Work instructions
Pull every line with the word "transactions" out of the entries below.

Given data
........
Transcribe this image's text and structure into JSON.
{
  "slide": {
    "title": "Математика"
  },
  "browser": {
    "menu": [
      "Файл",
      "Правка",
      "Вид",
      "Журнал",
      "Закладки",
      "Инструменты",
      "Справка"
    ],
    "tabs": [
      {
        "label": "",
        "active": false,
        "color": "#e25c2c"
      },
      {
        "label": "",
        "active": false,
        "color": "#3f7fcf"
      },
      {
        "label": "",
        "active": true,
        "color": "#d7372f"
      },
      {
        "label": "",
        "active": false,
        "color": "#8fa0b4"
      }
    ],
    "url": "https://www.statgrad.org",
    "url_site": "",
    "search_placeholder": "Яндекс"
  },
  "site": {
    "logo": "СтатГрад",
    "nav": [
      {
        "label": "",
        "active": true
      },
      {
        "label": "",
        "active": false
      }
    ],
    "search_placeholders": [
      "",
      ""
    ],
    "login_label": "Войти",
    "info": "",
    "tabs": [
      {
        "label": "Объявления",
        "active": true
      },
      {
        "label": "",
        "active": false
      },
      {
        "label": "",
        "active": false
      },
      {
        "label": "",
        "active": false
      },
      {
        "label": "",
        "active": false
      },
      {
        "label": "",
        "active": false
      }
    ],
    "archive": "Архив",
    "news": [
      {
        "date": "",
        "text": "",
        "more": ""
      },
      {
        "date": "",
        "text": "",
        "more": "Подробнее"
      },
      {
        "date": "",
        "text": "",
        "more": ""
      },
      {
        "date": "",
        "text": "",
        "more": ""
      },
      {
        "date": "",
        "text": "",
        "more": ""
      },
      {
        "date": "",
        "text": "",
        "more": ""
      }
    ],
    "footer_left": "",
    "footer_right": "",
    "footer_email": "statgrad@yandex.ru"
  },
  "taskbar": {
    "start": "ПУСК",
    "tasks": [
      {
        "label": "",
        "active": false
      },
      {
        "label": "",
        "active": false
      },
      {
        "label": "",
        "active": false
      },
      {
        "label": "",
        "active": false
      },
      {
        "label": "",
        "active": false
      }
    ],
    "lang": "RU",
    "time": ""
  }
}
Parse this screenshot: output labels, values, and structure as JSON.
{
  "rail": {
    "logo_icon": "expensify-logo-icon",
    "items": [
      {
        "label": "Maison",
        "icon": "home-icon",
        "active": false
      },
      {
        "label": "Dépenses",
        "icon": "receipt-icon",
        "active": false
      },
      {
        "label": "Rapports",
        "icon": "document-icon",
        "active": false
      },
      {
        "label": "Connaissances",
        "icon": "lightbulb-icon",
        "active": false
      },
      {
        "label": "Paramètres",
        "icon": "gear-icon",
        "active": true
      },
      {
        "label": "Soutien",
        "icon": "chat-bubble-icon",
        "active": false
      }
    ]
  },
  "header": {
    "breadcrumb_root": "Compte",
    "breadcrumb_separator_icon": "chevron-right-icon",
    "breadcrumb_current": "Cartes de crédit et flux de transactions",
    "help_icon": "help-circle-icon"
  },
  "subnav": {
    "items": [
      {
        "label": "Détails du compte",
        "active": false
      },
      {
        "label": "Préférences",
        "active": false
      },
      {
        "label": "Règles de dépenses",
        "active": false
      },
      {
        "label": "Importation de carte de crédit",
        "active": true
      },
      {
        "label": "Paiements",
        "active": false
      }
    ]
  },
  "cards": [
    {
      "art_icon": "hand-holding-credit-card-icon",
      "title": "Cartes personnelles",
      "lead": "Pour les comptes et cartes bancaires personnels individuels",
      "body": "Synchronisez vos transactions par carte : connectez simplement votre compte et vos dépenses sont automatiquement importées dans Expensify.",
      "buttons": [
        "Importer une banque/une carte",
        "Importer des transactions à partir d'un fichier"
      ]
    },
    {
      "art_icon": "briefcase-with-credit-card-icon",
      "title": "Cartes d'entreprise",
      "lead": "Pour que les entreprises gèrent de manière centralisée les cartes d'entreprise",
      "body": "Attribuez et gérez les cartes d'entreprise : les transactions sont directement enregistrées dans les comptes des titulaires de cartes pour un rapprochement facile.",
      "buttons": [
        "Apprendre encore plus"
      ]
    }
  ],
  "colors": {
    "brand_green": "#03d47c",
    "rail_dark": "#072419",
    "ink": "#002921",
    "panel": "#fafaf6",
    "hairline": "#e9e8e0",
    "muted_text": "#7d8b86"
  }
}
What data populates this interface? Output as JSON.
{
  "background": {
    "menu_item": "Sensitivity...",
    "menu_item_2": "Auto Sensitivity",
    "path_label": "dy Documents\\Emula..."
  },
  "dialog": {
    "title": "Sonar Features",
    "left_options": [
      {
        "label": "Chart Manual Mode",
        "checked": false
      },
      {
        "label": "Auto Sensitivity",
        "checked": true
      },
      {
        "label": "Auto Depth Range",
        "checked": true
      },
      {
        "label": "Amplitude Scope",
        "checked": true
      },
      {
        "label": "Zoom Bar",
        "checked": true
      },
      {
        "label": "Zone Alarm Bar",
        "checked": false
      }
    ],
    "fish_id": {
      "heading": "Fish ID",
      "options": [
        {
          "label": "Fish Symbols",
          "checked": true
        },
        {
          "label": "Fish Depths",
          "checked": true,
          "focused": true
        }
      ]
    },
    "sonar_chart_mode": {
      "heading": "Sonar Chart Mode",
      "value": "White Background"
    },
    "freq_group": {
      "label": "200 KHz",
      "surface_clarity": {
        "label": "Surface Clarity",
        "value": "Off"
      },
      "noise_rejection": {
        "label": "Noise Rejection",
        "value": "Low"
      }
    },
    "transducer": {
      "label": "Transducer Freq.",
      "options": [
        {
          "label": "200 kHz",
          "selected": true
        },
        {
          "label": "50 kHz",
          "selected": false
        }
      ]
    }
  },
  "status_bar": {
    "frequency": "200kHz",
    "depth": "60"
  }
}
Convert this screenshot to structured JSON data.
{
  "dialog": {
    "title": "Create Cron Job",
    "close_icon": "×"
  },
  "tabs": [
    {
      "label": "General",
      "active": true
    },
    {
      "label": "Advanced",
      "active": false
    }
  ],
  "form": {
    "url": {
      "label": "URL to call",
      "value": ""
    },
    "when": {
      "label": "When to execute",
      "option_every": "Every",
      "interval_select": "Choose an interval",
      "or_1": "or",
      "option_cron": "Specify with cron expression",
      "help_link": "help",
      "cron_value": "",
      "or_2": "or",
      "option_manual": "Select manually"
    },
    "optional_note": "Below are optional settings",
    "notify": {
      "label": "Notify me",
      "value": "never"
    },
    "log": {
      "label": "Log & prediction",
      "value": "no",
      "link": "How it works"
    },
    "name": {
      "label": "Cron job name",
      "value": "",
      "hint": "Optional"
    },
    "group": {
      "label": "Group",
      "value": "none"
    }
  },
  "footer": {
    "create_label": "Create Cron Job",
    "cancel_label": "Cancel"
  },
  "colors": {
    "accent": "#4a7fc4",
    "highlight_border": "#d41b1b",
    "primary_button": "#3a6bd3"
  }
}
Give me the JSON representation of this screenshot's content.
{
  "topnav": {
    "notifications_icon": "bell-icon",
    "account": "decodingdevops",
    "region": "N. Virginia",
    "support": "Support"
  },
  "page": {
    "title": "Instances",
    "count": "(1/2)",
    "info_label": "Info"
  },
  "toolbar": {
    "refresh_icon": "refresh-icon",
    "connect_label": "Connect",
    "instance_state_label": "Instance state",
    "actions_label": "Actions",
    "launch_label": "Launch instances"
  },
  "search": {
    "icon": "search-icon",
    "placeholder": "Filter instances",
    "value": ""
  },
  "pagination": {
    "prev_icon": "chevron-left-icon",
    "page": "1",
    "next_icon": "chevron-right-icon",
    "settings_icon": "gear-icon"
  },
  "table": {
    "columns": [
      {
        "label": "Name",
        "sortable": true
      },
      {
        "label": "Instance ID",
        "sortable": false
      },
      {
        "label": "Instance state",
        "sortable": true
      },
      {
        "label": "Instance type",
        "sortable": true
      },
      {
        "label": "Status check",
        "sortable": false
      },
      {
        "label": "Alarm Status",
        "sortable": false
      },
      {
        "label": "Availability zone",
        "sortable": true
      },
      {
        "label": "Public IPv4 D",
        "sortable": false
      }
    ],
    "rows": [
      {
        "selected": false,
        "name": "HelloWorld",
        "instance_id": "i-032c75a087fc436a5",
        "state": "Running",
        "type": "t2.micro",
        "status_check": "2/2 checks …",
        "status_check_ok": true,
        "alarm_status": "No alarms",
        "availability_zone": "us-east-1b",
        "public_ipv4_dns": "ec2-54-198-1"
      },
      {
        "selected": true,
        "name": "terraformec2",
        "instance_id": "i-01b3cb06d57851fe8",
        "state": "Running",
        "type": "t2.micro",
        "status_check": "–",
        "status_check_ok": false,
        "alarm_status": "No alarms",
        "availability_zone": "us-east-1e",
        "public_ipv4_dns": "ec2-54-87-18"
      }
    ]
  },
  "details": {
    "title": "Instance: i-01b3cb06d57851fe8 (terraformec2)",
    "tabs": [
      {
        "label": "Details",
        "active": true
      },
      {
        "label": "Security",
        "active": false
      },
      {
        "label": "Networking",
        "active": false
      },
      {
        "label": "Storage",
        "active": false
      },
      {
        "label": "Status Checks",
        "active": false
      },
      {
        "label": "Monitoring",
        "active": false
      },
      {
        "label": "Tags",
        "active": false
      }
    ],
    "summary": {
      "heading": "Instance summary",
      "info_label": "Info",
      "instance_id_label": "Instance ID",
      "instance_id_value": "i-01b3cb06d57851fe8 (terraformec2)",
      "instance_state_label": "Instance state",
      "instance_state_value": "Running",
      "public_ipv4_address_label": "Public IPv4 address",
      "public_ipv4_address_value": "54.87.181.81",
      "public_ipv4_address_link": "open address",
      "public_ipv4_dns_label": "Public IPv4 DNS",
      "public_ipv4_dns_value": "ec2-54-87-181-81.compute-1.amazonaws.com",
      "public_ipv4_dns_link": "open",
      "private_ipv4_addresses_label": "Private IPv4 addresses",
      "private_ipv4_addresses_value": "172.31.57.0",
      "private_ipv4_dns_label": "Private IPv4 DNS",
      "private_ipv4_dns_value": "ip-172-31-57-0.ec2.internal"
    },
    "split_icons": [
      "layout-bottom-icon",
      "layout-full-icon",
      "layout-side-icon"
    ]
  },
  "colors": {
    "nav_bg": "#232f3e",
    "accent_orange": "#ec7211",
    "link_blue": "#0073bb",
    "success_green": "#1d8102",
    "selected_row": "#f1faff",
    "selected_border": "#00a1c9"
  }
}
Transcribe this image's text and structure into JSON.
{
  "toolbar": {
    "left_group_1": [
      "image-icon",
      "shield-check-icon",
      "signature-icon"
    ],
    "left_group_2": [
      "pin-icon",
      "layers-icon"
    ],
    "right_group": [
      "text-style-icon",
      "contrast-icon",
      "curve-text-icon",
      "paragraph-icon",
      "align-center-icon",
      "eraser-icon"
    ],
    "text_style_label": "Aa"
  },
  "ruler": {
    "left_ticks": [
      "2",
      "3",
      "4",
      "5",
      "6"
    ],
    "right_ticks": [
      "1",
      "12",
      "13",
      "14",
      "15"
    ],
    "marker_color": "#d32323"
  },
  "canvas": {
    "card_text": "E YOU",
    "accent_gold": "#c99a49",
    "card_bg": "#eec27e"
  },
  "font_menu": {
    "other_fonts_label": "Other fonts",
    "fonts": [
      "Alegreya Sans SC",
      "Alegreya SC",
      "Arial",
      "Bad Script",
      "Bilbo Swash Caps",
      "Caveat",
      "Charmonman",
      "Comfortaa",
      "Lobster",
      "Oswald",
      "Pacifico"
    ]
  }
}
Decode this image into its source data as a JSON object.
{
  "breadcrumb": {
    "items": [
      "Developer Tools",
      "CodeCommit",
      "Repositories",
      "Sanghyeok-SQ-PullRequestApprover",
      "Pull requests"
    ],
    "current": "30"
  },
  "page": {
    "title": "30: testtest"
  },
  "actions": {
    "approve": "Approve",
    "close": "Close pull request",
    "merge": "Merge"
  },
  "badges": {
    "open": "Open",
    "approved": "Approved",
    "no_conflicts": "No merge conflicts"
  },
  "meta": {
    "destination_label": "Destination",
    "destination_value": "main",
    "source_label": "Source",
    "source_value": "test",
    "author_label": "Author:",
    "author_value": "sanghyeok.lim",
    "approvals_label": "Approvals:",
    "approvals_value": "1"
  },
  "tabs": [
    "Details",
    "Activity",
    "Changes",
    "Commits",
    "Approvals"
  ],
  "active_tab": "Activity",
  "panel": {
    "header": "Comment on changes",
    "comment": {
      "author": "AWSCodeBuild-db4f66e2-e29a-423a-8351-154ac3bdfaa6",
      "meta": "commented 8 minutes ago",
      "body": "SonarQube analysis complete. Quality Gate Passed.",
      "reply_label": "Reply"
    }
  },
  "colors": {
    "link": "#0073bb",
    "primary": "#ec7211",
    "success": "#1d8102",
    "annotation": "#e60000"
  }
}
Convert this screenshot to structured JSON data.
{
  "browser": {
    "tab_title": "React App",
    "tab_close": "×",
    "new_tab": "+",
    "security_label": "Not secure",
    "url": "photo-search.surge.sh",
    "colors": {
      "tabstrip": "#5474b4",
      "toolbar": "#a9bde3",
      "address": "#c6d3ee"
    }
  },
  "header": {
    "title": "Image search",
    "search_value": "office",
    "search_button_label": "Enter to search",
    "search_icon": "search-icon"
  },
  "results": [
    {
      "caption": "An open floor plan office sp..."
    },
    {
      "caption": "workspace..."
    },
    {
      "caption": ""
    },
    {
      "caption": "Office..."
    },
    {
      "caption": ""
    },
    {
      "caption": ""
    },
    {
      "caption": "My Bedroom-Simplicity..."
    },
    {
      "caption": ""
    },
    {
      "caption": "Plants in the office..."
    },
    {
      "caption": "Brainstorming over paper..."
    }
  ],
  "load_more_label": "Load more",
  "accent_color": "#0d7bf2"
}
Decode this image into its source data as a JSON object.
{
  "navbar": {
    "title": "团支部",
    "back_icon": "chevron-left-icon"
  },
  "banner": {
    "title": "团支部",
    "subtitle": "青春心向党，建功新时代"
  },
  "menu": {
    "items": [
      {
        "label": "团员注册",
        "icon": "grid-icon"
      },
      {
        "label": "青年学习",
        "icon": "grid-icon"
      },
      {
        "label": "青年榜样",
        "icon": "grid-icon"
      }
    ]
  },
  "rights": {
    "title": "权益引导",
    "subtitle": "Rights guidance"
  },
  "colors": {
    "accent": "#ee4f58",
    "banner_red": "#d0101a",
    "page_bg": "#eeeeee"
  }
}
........
Output for this task
    "breadcrumb_current": "Cartes de crédit et flux de transactions",
      "body": "Synchronisez vos transactions par carte : connectez simplement votre compte et vos dépenses sont automatiquement importées dans Expensify.",
        "Importer des transactions à partir d'un fichier"
      "body": "Attribuez et gérez les cartes d'entreprise : les transactions sont directement enregistrées dans les comptes des titulaires de cartes pour un rapprochement facile.",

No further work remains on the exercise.